Information provided Start Marker

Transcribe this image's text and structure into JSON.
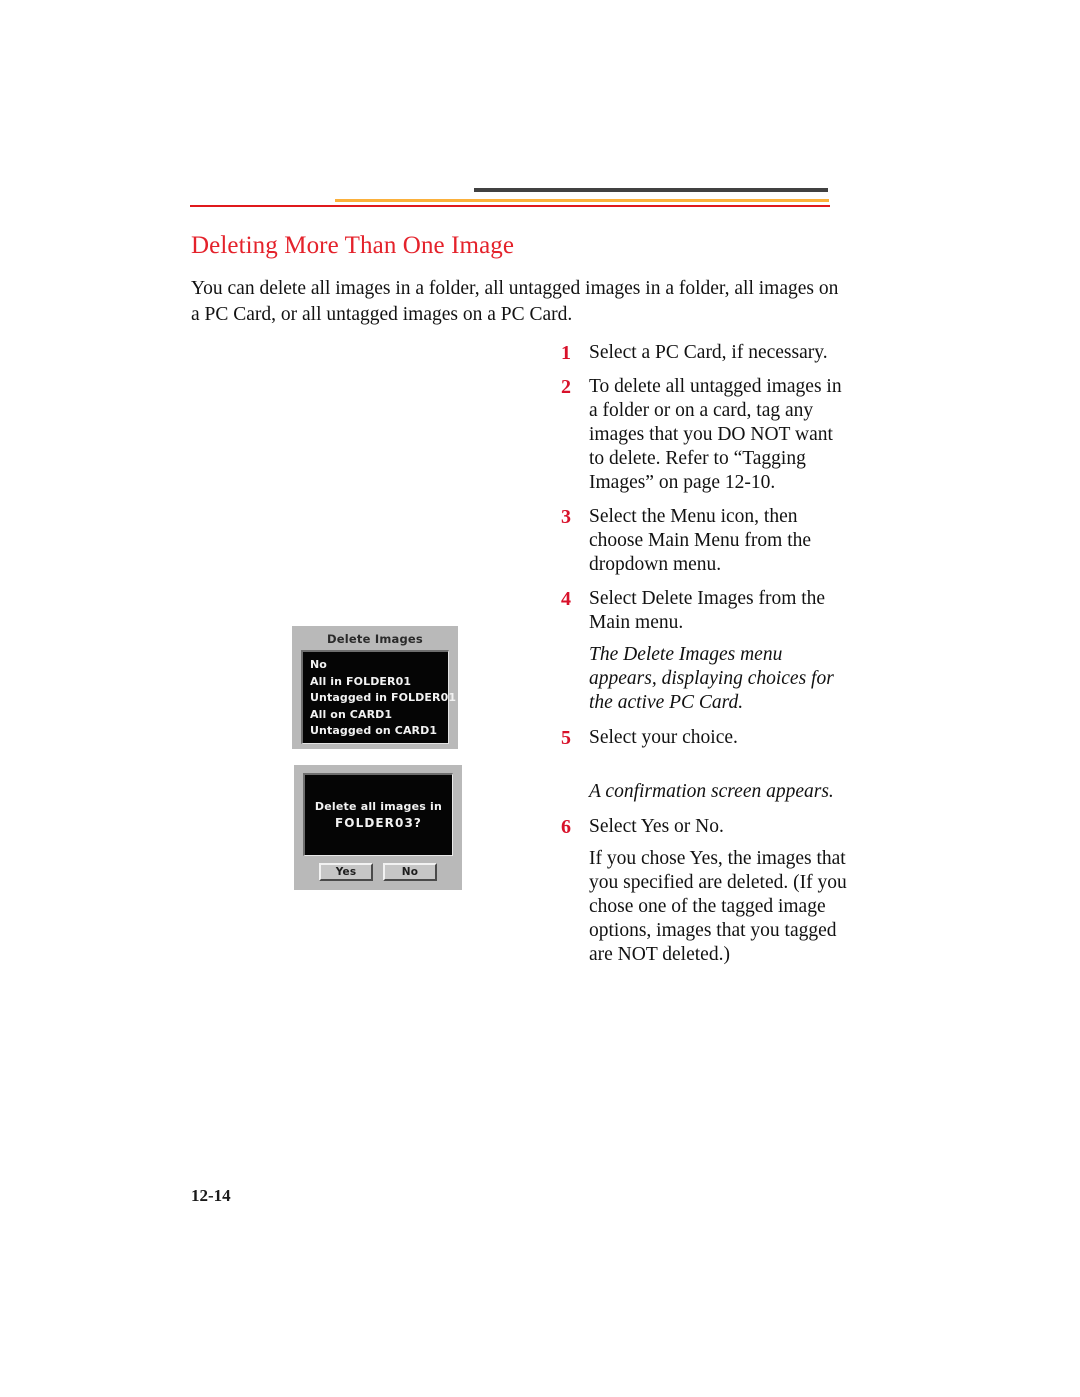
{
  "document": {
    "heading": "Deleting More Than One Image",
    "intro": "You can delete all images in a folder, all untagged images in a folder, all images on a PC Card, or all untagged images on a PC Card.",
    "page_number": "12-14"
  },
  "rules": {
    "gray_color": "#414141",
    "orange_color": "#fbb03b",
    "red_color": "#e0191c"
  },
  "steps": [
    {
      "number": "1",
      "text": "Select a PC Card, if necessary."
    },
    {
      "number": "2",
      "text": "To delete all untagged images in a folder or on a card, tag any images that you DO NOT want to delete. Refer to “Tagging Images” on page 12-10."
    },
    {
      "number": "3",
      "text": "Select the Menu icon, then choose Main Menu from the dropdown menu."
    },
    {
      "number": "4",
      "text": "Select Delete Images from the Main menu.",
      "note": "The Delete Images menu appears, displaying choices for the active PC Card."
    },
    {
      "number": "5",
      "text": "Select your choice.",
      "note": "A confirmation screen appears."
    },
    {
      "number": "6",
      "text": "Select Yes or No.",
      "follow": "If you chose Yes, the images that you specified are deleted. (If you chose one of the tagged image options, images that you tagged are NOT deleted.)"
    }
  ],
  "figures": {
    "delete_images_menu": {
      "title": "Delete Images",
      "items": [
        "No",
        "All in FOLDER01",
        "Untagged in FOLDER01",
        "All on CARD1",
        "Untagged on CARD1"
      ]
    },
    "confirmation_screen": {
      "line1": "Delete all images in",
      "line2": "FOLDER03?",
      "yes_label": "Yes",
      "no_label": "No"
    }
  }
}
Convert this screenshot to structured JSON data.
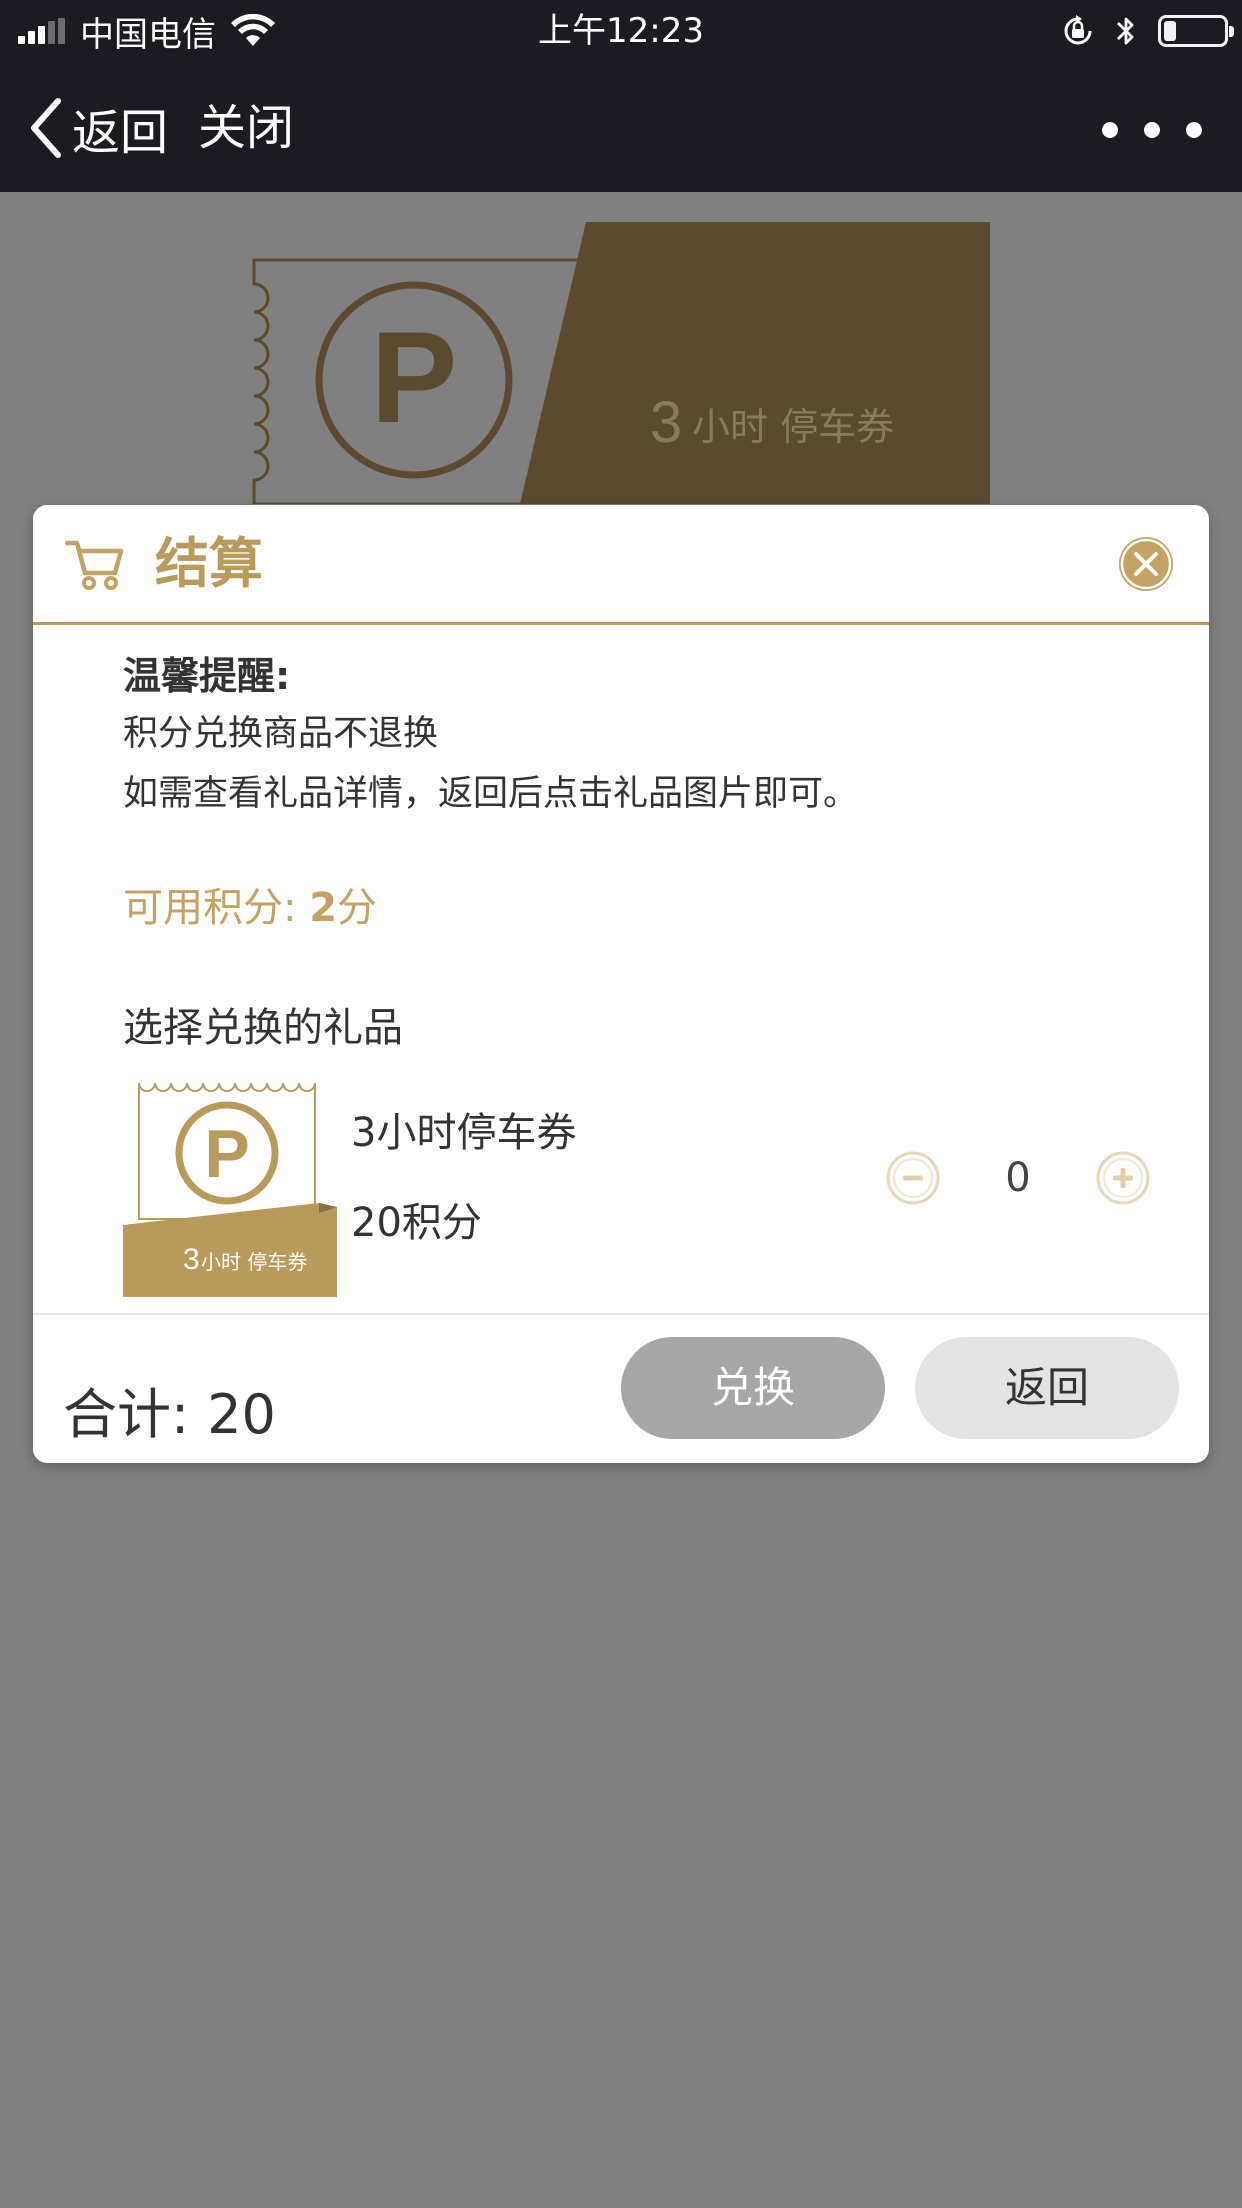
{
  "status_bar": {
    "carrier": "中国电信",
    "time": "上午12:23",
    "battery_level": 0.2
  },
  "nav": {
    "back_label": "返回",
    "close_label": "关闭"
  },
  "banner": {
    "ticket_text_number": "3",
    "ticket_text_rest": "小时 停车券"
  },
  "modal": {
    "title": "结算",
    "tip_title": "温馨提醒:",
    "tip_lines": [
      "积分兑换商品不退换",
      "如需查看礼品详情，返回后点击礼品图片即可。"
    ],
    "points_label": "可用积分: ",
    "points_value": "2",
    "points_unit": "分",
    "select_label": "选择兑换的礼品",
    "gift": {
      "name": "3小时停车券",
      "cost": "20积分",
      "thumb_text_number": "3",
      "thumb_text_rest": "小时 停车券",
      "quantity": "0"
    },
    "total_label": "合计:",
    "total_value": "20",
    "exchange_button": "兑换",
    "back_button": "返回"
  },
  "colors": {
    "accent": "#b89a5a",
    "accent_dark": "#5b4a2d",
    "overlay": "#808080",
    "header_bg": "#1b1b21"
  }
}
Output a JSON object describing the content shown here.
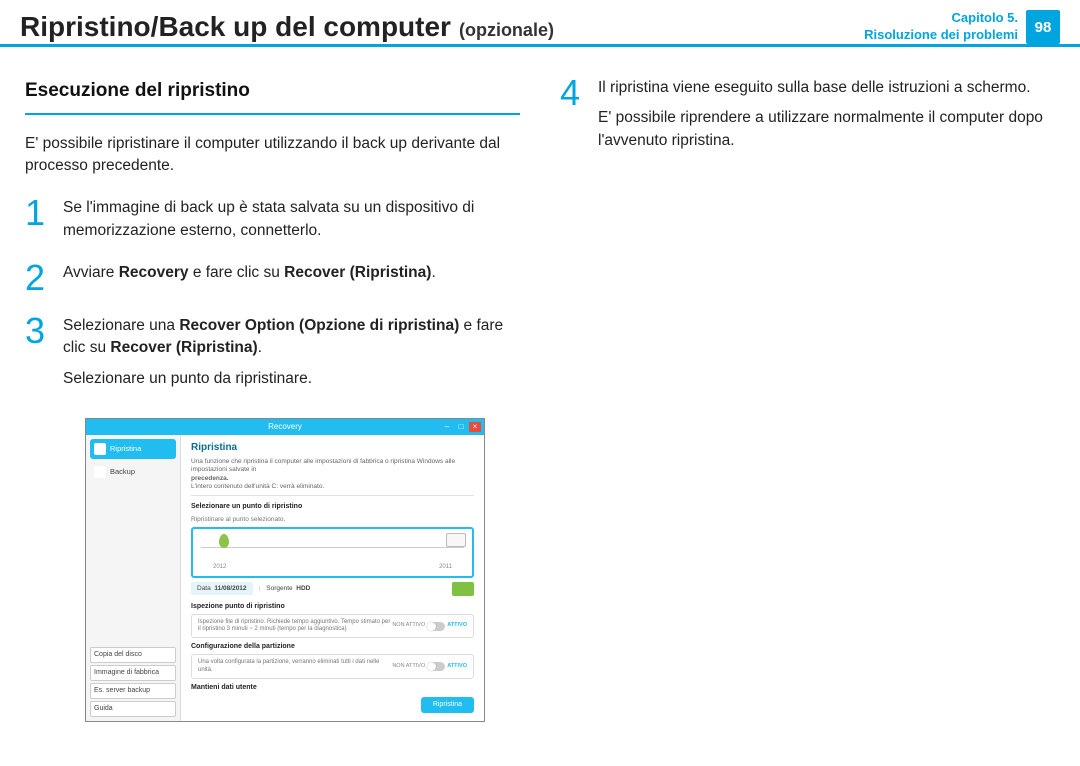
{
  "header": {
    "title_main": "Ripristino/Back up del computer",
    "title_sub": "(opzionale)",
    "chapter_line1": "Capitolo 5.",
    "chapter_line2": "Risoluzione dei problemi",
    "page_num": "98"
  },
  "left": {
    "section_heading": "Esecuzione del ripristino",
    "intro": "E' possibile ripristinare il computer utilizzando il back up derivante dal processo precedente.",
    "step1_text": "Se l'immagine di back up è stata salvata su un dispositivo di memorizzazione esterno, connetterlo.",
    "step2_a": "Avviare ",
    "step2_b": "Recovery",
    "step2_c": " e fare clic su ",
    "step2_d": "Recover (Ripristina)",
    "step2_e": ".",
    "step3_a": "Selezionare una ",
    "step3_b": "Recover Option (Opzione di ripristina)",
    "step3_c": " e fare clic su ",
    "step3_d": "Recover (Ripristina)",
    "step3_e": ".",
    "step3_sub": "Selezionare un punto da ripristinare."
  },
  "right": {
    "step4_text": "Il ripristina viene eseguito sulla base delle istruzioni a schermo.",
    "step4_sub": "E' possibile riprendere a utilizzare normalmente il computer dopo l'avvenuto ripristina."
  },
  "app": {
    "title": "Recovery",
    "sidebar": {
      "item_restore": "Ripristina",
      "item_backup": "Backup",
      "btn_copy": "Copia del disco",
      "btn_factory": "Immagine di fabbrica",
      "btn_server": "Es. server backup",
      "btn_help": "Guida"
    },
    "main": {
      "heading": "Ripristina",
      "desc_l1": "Una funzione che ripristina il computer alle impostazioni di fabbrica o ripristina Windows alle impostazioni salvate in",
      "desc_l2": "precedenza.",
      "desc_l3": "L'intero contenuto dell'unità C: verrà eliminato.",
      "sec1_label": "Selezionare un punto di ripristino",
      "sec1_sub": "Ripristinare al punto selezionato.",
      "year_left": "2012",
      "year_right": "2011",
      "meta_date_label": "Data",
      "meta_date": "11/08/2012",
      "meta_src_label": "Sorgente",
      "meta_src": "HDD",
      "sec2_label": "Ispezione punto di ripristino",
      "opt1_text": "Ispezione file di ripristino. Richiede tempo aggiuntivo. Tempo stimato per il ripristino 3 minuti ~ 2 minuti (tempo per la diagnostica)",
      "sec3_label": "Configurazione della partizione",
      "opt2_text": "Una volta configurata la partizione, verranno eliminati tutti i dati nelle unità.",
      "toggle_off": "NON ATTIVO",
      "toggle_on": "ATTIVO",
      "sec4_label": "Mantieni dati utente",
      "action_btn": "Ripristina"
    }
  }
}
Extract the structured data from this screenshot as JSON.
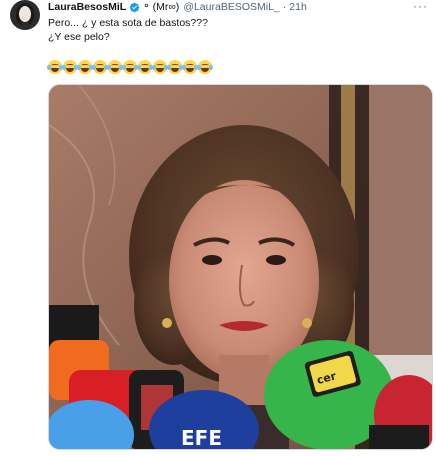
{
  "tweet": {
    "display_name": "LauraBesosMiL",
    "name_suffix": "(Mr∞)",
    "handle": "@LauraBESOSMiL_",
    "separator": "·",
    "time": "21h",
    "more_label": "···",
    "lines": [
      "Pero... ¿ y esta sota de bastos???",
      "¿Y ese pelo?"
    ],
    "emoji_count": 11,
    "emoji_name": "face-with-tears-of-joy",
    "media_alt": "photo"
  },
  "icons": {
    "avatar": "avatar",
    "verified": "verified-badge-icon",
    "ring": "ring-icon",
    "more": "more-options-icon"
  },
  "colors": {
    "text": "#0f1419",
    "secondary": "#536471",
    "verified": "#1d9bf0",
    "border": "#cfd9de"
  }
}
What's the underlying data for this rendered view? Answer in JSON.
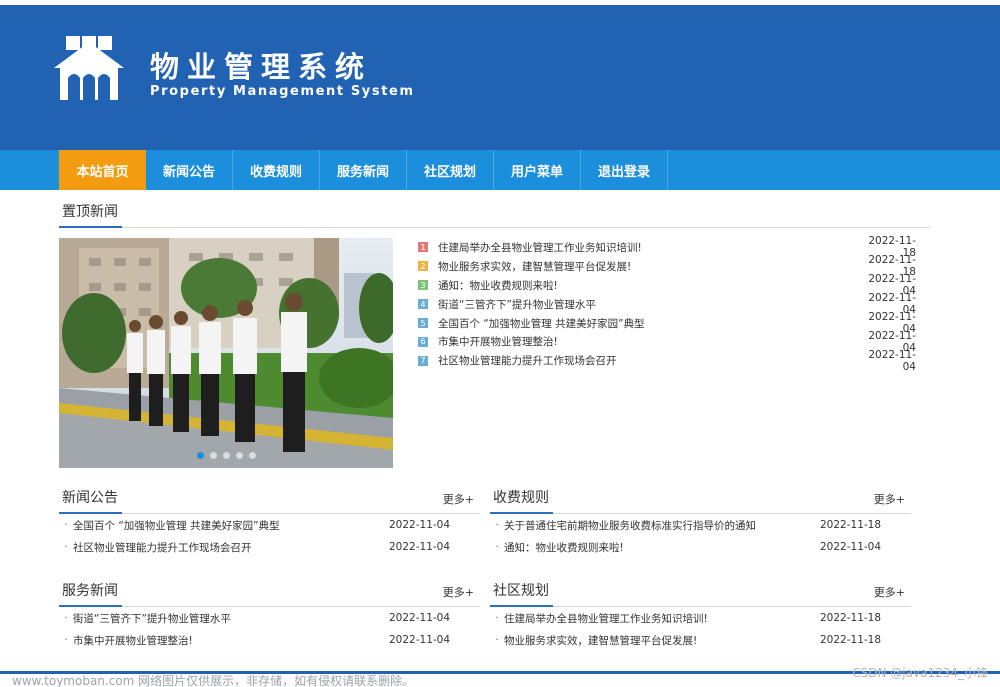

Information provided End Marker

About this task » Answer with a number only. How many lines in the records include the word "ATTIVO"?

Result of the task » 2